On the other hand, it does not mean ‘to wander’, ‘to walk around’, or ‘to walk habitually’, for that there is another verb – chodzić. Chodzę wokół swojego domu ‘I walk around my house’, lubię chodzić po górach ‘I like to walk/hike in the mountains’.
No. Verbs of Motion actually do show the difference between Present Simple and Present Continous. So "Do you go to school?" would be "Czy ty chodzisz do szkoły?"
Actually, school messes up a bit with this distinction, because apparently "Are you going to school?" can be understood as "Do you go to school? (Are you a pupil?)" as well and thus translated as "chodzisz". But generally, it translates like this:
to go (on foot), to walk = chodzić
to be going (on foot), to be walking = iść
to be walking (without purpose/direction, just walking around) = chodzić
Thank you - and yes, "Are you going to school" can mean "Do you go to school" in English - so this is what confuses me. I can never remember which english phrase to choose when translating from Polish to English (and sometimes the other way for the same reason). :) Hopefully one of these tips will help it stick in my brain better.
Years ago, a native British speaker from our teamexplained to me that for some weird reason (idiomatic usage?) the school context messes with our usual to go/to be going distinction. I was always lost in that explanation and frankly, I don't really remember it. I'm still not sure if it's the best idea, but we accept more English answers in the school context than we do in other ones.
I'd suggest to keep to the usual, most literal translations. "idziesz" here means either "are you on your way to school?" or possibly "are you planning to go to school (e.g. tomorrow)", so Present Continuous (possibly in its future meaning) is the most obvious translation.

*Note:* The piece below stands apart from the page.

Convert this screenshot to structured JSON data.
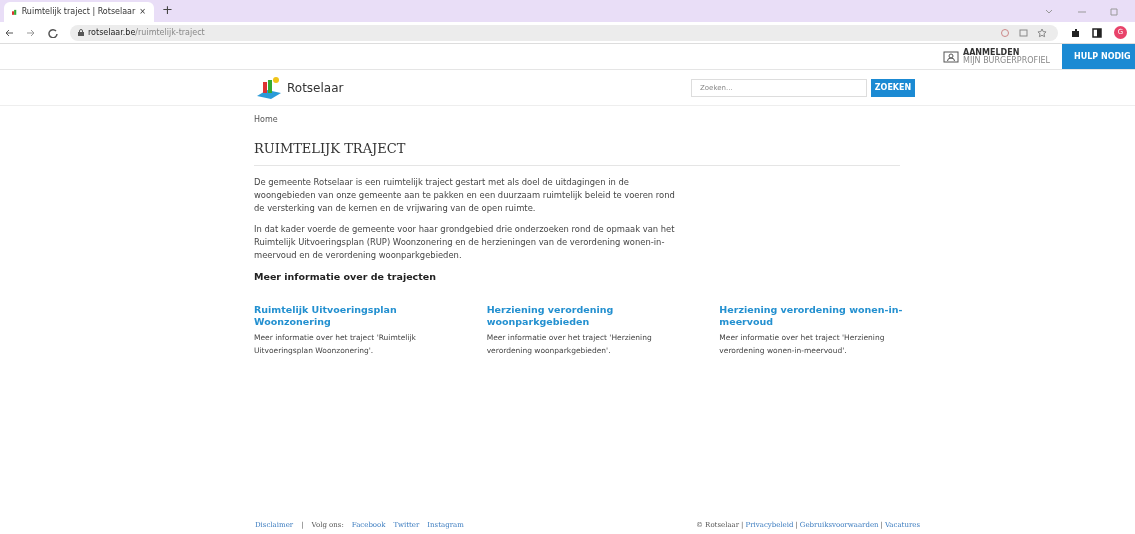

The tense is wrong. "idziesz" should translate to Present Continuous, either "Are you [going/walking] to school?" right now, or "Are you going there tomorrow?", stuff like that.
Your sentence is still "Czy ty chodzisz do szkoły?".
About walking... to make it clear that it's "walking" and not taking a car, you can add "na piechotę/pieszo/piechotą", all of those are like English "on foot".
"idziesz/chodzisz" in theory should refer to going somewhere on foot, but in fact they are also used if we consider it completely irrelevant whether you're going somewhere on foot or by bus or a car.